The Kruger and Lowveld Regions fall within the malaria risk areas, it is always advisable to consult your doctor before visiting the region.
WHAT IS MALARIA?
Malaria is caused by a parasite which is transmitted to human beings bitten by infected mosquitoes. Malaria transmission is at its highest during the warmer and wetter months of November through to April. From May through to October the risks of acquiring malaria are reduced.
PERSONAL PROTECTION MEASURES
Personal protection measures against mosquito bites include the use of an appropriate insect repellent, the wearing of clothing to conceal as much of the body as practical, and sleeping under mosquito nets.

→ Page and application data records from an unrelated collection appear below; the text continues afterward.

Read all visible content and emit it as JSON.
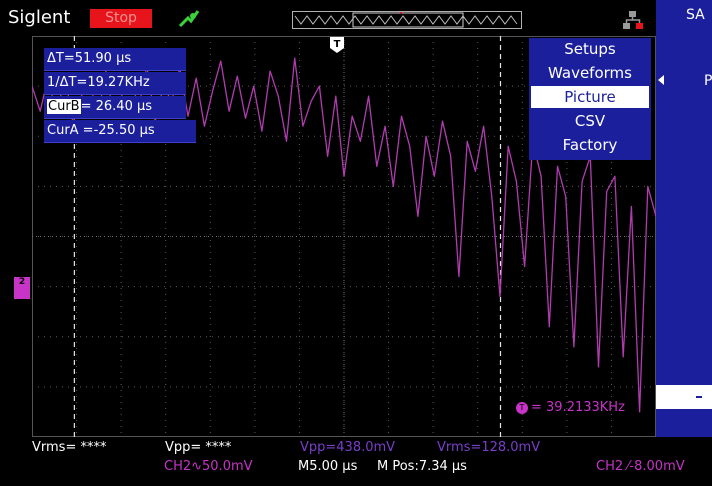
{
  "header": {
    "brand": "Siglent",
    "run_state": "Stop",
    "menu_tab": "SA"
  },
  "colors": {
    "panel_blue": "#1b1f9c",
    "channel2": "#c833c8",
    "stop_red": "#e8141c",
    "trigger_green": "#3ad33a"
  },
  "icons": {
    "trigger_state": "trigger-arrow-icon",
    "network": "network-icon",
    "channel_marker": "ch2-level-marker",
    "trigger_marker": "trigger-position-marker"
  },
  "cursors": {
    "delta_t": "ΔT=51.90 µs",
    "inv_delta_t": "1/ΔT=19.27KHz",
    "cur_b_tag": "CurB",
    "cur_b_value": "= 26.40 µs",
    "cur_a": "CurA =-25.50 µs",
    "cursor_times_us": [
      -25.5,
      26.4
    ]
  },
  "save_menu": {
    "items": [
      {
        "label": "Setups"
      },
      {
        "label": "Waveforms"
      },
      {
        "label": "Picture",
        "selected": true
      },
      {
        "label": "CSV"
      },
      {
        "label": "Factory"
      }
    ]
  },
  "side_panel": {
    "label": "P"
  },
  "channel_marker_label": "2",
  "trigger_marker_label": "T",
  "frequency_counter": {
    "icon_label": "T",
    "value": "= 39.2133KHz"
  },
  "measurements": {
    "vrms_unset": "Vrms= ****",
    "vpp_unset": "Vpp= ****",
    "vpp": "Vpp=438.0mV",
    "vrms": "Vrms=128.0mV"
  },
  "status": {
    "ch2_scale": "CH2∿50.0mV",
    "timebase": "M5.00 µs",
    "mpos": "M Pos:7.34 µs",
    "trigger_level": "CH2 ⁄-8.00mV"
  },
  "chart_data": {
    "type": "line",
    "x_unit": "us",
    "y_unit": "mV",
    "xlim": [
      -30.66,
      45.34
    ],
    "ylim": [
      -200,
      200
    ],
    "grid": true,
    "series": [
      {
        "x": [
          -30.66,
          -29.66,
          -28.66,
          -27.66,
          -26.66,
          -25.66,
          -24.66,
          -23.66,
          -22.66,
          -21.66,
          -20.66,
          -19.66,
          -18.66,
          -17.66,
          -16.66,
          -15.66,
          -14.66,
          -13.66,
          -12.66,
          -11.66,
          -10.66,
          -9.66,
          -8.66,
          -7.66,
          -6.66,
          -5.66,
          -4.66,
          -3.66,
          -2.66,
          -1.66,
          -0.66,
          0.34,
          1.34,
          2.34,
          3.34,
          4.34,
          5.34,
          6.34,
          7.34,
          8.34,
          9.34,
          10.34,
          11.34,
          12.34,
          13.34,
          14.34,
          15.34,
          16.34,
          17.34,
          18.34,
          19.34,
          20.34,
          21.34,
          22.34,
          23.34,
          24.34,
          25.34,
          26.34,
          27.34,
          28.34,
          29.34,
          30.34,
          31.34,
          32.34,
          33.34,
          34.34,
          35.34,
          36.34,
          37.34,
          38.34,
          39.34,
          40.34,
          41.34,
          42.34,
          43.34,
          44.34,
          45.34
        ],
        "y": [
          150,
          125,
          160,
          118,
          162,
          112,
          140,
          155,
          120,
          165,
          118,
          142,
          160,
          128,
          170,
          115,
          150,
          135,
          168,
          120,
          158,
          110,
          145,
          175,
          125,
          160,
          118,
          150,
          105,
          165,
          140,
          95,
          178,
          110,
          135,
          150,
          80,
          140,
          60,
          120,
          95,
          140,
          70,
          110,
          50,
          120,
          90,
          20,
          100,
          60,
          115,
          80,
          -40,
          95,
          65,
          110,
          40,
          -60,
          90,
          55,
          -30,
          95,
          60,
          -90,
          70,
          40,
          -110,
          55,
          80,
          -130,
          45,
          60,
          -120,
          30,
          -175,
          50,
          20
        ]
      }
    ]
  }
}
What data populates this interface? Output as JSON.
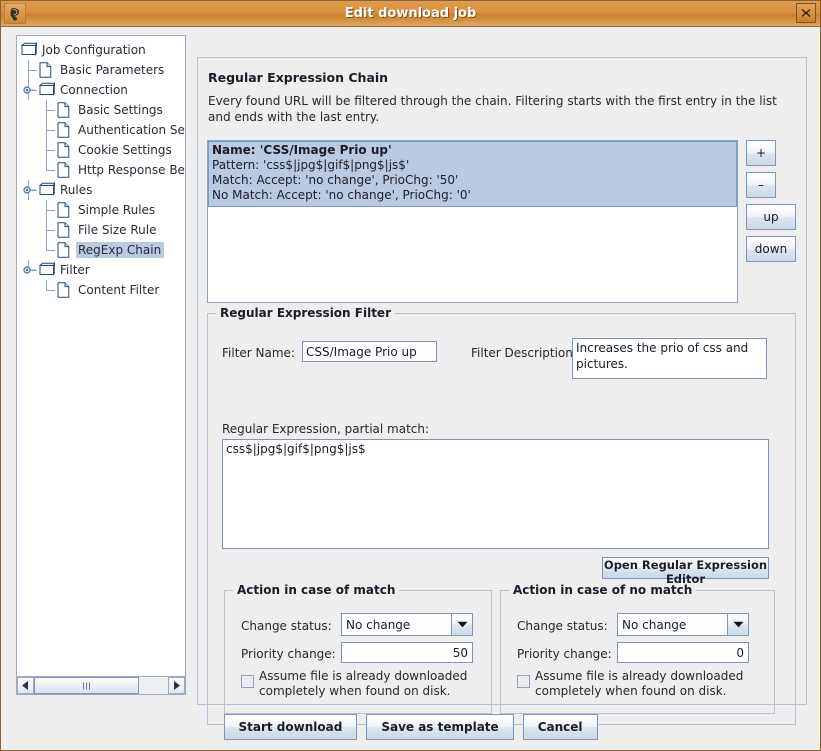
{
  "window": {
    "title": "Edit download job",
    "app_icon": "app-swirl-icon",
    "close_icon": "close-icon"
  },
  "tree": {
    "items": [
      {
        "label": "Job Configuration",
        "depth": 0,
        "icon": "folder-icon",
        "handle": "none",
        "selected": false
      },
      {
        "label": "Basic Parameters",
        "depth": 1,
        "icon": "file-icon",
        "handle": "none",
        "selected": false
      },
      {
        "label": "Connection",
        "depth": 1,
        "icon": "folder-icon",
        "handle": "expanded",
        "selected": false
      },
      {
        "label": "Basic Settings",
        "depth": 2,
        "icon": "file-icon",
        "handle": "none",
        "selected": false
      },
      {
        "label": "Authentication Settings",
        "depth": 2,
        "icon": "file-icon",
        "handle": "none",
        "selected": false
      },
      {
        "label": "Cookie Settings",
        "depth": 2,
        "icon": "file-icon",
        "handle": "none",
        "selected": false
      },
      {
        "label": "Http Response Behaviour",
        "depth": 2,
        "icon": "file-icon",
        "handle": "none",
        "selected": false
      },
      {
        "label": "Rules",
        "depth": 1,
        "icon": "folder-icon",
        "handle": "expanded",
        "selected": false
      },
      {
        "label": "Simple Rules",
        "depth": 2,
        "icon": "file-icon",
        "handle": "none",
        "selected": false
      },
      {
        "label": "File Size Rule",
        "depth": 2,
        "icon": "file-icon",
        "handle": "none",
        "selected": false
      },
      {
        "label": "RegExp Chain",
        "depth": 2,
        "icon": "file-icon",
        "handle": "none",
        "selected": true
      },
      {
        "label": "Filter",
        "depth": 1,
        "icon": "folder-icon",
        "handle": "expanded",
        "selected": false
      },
      {
        "label": "Content Filter",
        "depth": 2,
        "icon": "file-icon",
        "handle": "none",
        "selected": false
      }
    ],
    "scrollbar": {
      "left_arrow_icon": "arrow-left-icon",
      "right_arrow_icon": "arrow-right-icon",
      "grip_icon": "grip-icon"
    }
  },
  "content": {
    "heading": "Regular Expression Chain",
    "description": "Every found URL will be filtered through the chain. Filtering starts with the first entry in the list and ends with the last entry.",
    "chain_entries": [
      {
        "selected": true,
        "lines": [
          "Name: 'CSS/Image Prio up'",
          "Pattern: 'css$|jpg$|gif$|png$|js$'",
          "Match: Accept: 'no change', PrioChg: '50'",
          "No Match: Accept: 'no change', PrioChg: '0'"
        ]
      }
    ],
    "side_buttons": [
      {
        "label": "+",
        "name": "add-entry-button"
      },
      {
        "label": "–",
        "name": "remove-entry-button"
      },
      {
        "label": "up",
        "name": "move-up-button"
      },
      {
        "label": "down",
        "name": "move-down-button"
      }
    ]
  },
  "filter": {
    "group_title": "Regular Expression Filter",
    "filter_name_label": "Filter Name:",
    "filter_name_value": "CSS/Image Prio up",
    "filter_description_label": "Filter Description:",
    "filter_description_value": "Increases the prio of css and pictures.",
    "regex_label": "Regular Expression, partial match:",
    "regex_value": "css$|jpg$|gif$|png$|js$",
    "open_editor_button": "Open Regular Expression Editor"
  },
  "match_action": {
    "group_title": "Action in case of match",
    "change_status_label": "Change status:",
    "change_status_value": "No change",
    "priority_label": "Priority change:",
    "priority_value": "50",
    "assume_checkbox_label": "Assume file is already downloaded\ncompletely when found on disk.",
    "assume_checked": false,
    "dropdown_icon": "chevron-down-icon"
  },
  "nomatch_action": {
    "group_title": "Action in case of no match",
    "change_status_label": "Change status:",
    "change_status_value": "No change",
    "priority_label": "Priority change:",
    "priority_value": "0",
    "assume_checkbox_label": "Assume file is already downloaded\ncompletely when found on disk.",
    "assume_checked": false,
    "dropdown_icon": "chevron-down-icon"
  },
  "footer": {
    "start_download": "Start download",
    "save_as_template": "Save as template",
    "cancel": "Cancel"
  },
  "colors": {
    "titlebar_orange": "#d9913f",
    "selection_blue": "#b8cbe2",
    "panel_gray": "#eeeeee",
    "border_blue": "#7d96b8"
  }
}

Symptoms of malaria may include a generalized body ache, tiredness, headache, sore throat, diarrhoea, and fever. It is worth emphasizing that these symptoms may not be dramatic, and can easily be mistaken for an attack of influenza or similar non-life threatening illness. Deterioration can then be sudden and dramatic, with a rapid increase in the number of parasites in your bloodstream. A high fever may develop, with marked shivering and dramatic perspiration.
If you develop any influenza like illness or fever within seven day of entering, or six months of departing a malaria risk area, seek immediate medical attention. Blood tests should be taken to check for possible malaria infection. It may be sensible to have a second blood test taken if a first test is negative for malaria, to be certain of excluding the disease.